They need to help citizens beat the odds that come with their recent economic, or rather uneconomic, decisions.
Typically, there is an array of decisions shaping up to face the government throughout the upcoming few phases. Prime of which is the ministers’ ability to effectively resolve the wasteful phenomenon of tax evasion. They also need to convincingly convey the reality of it to the public, instead of this mass delusion of stolen wealth and wasted fortune.
In the meantime, the government must improve their performance in record time, and expedite progress in the e-government project. Meeting deadlines is crucial.
Notwithstanding, there are other equally —if not more— pressing projects, such as improvements that need to be seen in the health and education sectors as well.
MPs need to be kept to speed on the ETAs of projects in their governorates and circuits.

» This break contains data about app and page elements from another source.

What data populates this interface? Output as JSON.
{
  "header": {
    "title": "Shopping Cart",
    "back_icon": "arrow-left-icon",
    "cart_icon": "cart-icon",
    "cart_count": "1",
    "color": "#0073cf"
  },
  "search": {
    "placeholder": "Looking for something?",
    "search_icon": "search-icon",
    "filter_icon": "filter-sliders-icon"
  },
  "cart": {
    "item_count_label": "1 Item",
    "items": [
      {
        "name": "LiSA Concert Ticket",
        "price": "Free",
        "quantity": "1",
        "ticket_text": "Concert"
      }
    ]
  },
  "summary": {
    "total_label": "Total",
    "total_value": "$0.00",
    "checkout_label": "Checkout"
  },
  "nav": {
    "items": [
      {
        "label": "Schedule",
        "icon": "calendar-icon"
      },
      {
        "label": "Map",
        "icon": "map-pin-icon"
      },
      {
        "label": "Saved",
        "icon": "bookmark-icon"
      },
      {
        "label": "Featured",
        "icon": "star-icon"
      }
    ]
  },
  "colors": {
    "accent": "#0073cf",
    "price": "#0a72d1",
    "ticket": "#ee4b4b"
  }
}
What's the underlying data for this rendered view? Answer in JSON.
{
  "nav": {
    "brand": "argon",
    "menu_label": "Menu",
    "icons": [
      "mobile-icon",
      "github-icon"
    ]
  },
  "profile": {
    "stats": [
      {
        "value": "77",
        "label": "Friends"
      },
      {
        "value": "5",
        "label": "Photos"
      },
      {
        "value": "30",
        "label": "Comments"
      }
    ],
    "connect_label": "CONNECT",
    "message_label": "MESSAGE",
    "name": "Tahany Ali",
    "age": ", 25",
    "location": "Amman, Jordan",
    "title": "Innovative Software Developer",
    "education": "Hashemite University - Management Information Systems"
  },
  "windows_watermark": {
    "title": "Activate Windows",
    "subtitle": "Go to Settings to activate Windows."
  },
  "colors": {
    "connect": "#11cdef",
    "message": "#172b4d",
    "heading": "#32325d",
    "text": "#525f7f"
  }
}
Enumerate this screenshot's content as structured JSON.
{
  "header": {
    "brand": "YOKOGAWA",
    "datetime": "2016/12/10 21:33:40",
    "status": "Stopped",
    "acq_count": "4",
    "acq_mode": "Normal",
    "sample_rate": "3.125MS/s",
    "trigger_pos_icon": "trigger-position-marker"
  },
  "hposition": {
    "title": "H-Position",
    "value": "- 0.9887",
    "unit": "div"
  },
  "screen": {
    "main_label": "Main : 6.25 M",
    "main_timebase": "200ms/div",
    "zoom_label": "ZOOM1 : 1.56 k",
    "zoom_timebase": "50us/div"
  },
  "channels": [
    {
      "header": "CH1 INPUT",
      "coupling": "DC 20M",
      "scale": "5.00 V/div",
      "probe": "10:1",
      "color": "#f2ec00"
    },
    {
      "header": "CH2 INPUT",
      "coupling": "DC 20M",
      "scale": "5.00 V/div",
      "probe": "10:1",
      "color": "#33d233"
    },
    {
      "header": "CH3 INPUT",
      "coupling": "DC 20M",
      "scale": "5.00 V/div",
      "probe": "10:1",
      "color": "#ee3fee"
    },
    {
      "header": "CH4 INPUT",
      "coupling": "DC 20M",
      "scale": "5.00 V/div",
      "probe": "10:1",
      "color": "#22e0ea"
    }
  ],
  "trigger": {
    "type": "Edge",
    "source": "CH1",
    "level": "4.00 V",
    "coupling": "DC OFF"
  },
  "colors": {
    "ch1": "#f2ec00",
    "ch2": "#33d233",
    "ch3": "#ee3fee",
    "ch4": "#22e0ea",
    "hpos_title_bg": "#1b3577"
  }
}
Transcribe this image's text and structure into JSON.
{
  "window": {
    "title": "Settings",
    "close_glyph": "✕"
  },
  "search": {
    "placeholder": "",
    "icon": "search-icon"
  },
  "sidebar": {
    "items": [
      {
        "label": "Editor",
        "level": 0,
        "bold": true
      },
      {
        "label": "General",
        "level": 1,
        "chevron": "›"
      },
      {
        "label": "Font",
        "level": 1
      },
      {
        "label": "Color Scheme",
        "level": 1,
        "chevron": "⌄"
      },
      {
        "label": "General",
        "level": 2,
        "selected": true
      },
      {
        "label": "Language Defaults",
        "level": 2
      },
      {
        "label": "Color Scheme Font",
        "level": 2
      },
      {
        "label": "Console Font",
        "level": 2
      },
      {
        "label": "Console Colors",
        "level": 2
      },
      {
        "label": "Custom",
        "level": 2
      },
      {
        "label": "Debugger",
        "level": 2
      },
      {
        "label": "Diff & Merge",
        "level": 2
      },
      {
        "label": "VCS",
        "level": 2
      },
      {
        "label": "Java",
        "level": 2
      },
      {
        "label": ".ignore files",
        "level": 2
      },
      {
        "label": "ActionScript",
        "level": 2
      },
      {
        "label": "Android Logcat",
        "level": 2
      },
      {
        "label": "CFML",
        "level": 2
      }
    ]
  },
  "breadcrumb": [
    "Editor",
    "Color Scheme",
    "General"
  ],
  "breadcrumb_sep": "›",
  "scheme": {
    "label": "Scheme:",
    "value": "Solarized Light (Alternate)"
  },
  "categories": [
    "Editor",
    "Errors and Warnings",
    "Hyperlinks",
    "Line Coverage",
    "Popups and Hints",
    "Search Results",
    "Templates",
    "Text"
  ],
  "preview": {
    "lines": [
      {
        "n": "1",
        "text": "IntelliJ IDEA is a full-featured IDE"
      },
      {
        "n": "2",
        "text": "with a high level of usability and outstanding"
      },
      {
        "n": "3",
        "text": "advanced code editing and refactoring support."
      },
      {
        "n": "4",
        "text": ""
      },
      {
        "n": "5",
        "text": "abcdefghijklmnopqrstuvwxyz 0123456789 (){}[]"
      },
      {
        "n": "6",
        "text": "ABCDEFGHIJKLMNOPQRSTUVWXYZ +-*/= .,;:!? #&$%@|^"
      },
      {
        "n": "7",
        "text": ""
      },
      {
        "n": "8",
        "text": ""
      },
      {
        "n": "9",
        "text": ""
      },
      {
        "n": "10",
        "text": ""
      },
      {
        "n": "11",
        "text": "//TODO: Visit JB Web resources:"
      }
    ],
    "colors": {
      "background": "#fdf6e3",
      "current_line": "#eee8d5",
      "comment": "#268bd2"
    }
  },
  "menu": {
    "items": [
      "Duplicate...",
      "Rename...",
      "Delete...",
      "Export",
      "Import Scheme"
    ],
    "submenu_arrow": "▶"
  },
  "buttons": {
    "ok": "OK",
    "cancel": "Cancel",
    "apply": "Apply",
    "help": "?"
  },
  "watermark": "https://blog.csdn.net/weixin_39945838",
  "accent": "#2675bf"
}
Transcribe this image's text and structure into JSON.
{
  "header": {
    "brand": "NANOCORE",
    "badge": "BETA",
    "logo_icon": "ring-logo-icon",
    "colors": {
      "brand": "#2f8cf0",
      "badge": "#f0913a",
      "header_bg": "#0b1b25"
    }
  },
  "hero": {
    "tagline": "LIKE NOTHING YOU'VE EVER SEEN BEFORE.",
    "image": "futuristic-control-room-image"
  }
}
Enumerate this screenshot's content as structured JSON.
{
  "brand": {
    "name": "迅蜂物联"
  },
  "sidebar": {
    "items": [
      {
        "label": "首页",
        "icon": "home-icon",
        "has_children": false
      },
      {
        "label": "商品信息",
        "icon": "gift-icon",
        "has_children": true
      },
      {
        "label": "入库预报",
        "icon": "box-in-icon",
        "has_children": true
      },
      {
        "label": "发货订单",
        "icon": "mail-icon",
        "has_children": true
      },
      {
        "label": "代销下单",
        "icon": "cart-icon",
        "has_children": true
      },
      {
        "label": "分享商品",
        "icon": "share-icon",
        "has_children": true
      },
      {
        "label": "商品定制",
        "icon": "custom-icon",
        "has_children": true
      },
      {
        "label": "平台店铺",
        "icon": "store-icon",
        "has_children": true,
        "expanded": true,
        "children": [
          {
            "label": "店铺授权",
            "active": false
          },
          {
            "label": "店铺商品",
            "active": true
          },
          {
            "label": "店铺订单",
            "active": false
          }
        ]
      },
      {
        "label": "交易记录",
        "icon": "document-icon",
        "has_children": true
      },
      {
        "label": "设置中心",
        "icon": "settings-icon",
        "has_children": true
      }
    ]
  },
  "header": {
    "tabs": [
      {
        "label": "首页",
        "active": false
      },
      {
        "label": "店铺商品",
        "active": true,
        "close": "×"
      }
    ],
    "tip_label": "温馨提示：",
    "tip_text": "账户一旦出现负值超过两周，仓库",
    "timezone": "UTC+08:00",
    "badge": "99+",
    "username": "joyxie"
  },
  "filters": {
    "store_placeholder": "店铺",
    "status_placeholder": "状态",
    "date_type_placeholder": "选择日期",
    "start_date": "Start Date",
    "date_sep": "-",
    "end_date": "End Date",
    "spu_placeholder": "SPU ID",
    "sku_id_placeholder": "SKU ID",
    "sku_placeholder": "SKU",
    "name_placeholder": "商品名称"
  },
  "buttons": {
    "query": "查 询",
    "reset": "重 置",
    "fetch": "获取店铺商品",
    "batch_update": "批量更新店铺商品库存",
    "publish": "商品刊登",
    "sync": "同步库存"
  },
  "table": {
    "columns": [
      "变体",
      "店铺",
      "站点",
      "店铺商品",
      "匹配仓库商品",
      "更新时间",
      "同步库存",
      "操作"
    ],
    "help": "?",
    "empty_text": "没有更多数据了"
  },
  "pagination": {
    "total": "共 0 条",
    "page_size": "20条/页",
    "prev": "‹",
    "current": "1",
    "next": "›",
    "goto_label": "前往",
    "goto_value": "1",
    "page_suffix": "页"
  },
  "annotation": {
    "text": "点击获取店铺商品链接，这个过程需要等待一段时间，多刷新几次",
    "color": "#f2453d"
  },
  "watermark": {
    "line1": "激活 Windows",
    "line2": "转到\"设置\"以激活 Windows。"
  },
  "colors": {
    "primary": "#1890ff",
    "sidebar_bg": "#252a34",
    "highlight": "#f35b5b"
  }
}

In that regard, the government should periodically inform MPs on the progress of these projects and pay attention to their feedback.
A developmental relationship with the MPs could help the government restore a healthy relationship with the legislative institutions and alleviate some Parliamentary pressure.
That said, the government can do much better; much more.
Mulqi has now a more homogeneous crew, with extensive expertise he can rely on. All he needs to do is unleash their capabilities and they will surely get a lot more done.
Obviously, we’ve come a long road; might I say/
Not so long ago, our government operated on a daily basis. All our ministers then thought of was retirement.
Things have changed since then. His Majesty’s adoption of the four-by-four government-parliament formation, while maintaining His constitutional right, has given the government a chance to plan and advance a scheduled outlined agenda through implementation to achievement.
Interestingly, this is an advantage of the new 4x4 dynamic King Abdullah brought in, and it should be rightly invested. It allows for the Cabinet to plan policies and implement them for years to come; no surprises, including budgets and timelines based on the government’s foremost proposition.
Fortunately for Mulqi, he had arrived in office at this exact moment in Jordan’s history.
To be honest, Mulqi has always been keen on making positive change, and he is capable. Right now is his chance; he has the best of Jordan’s available, scares expertise!
This article is an edited translation from the Arabic version, published by AlGhad.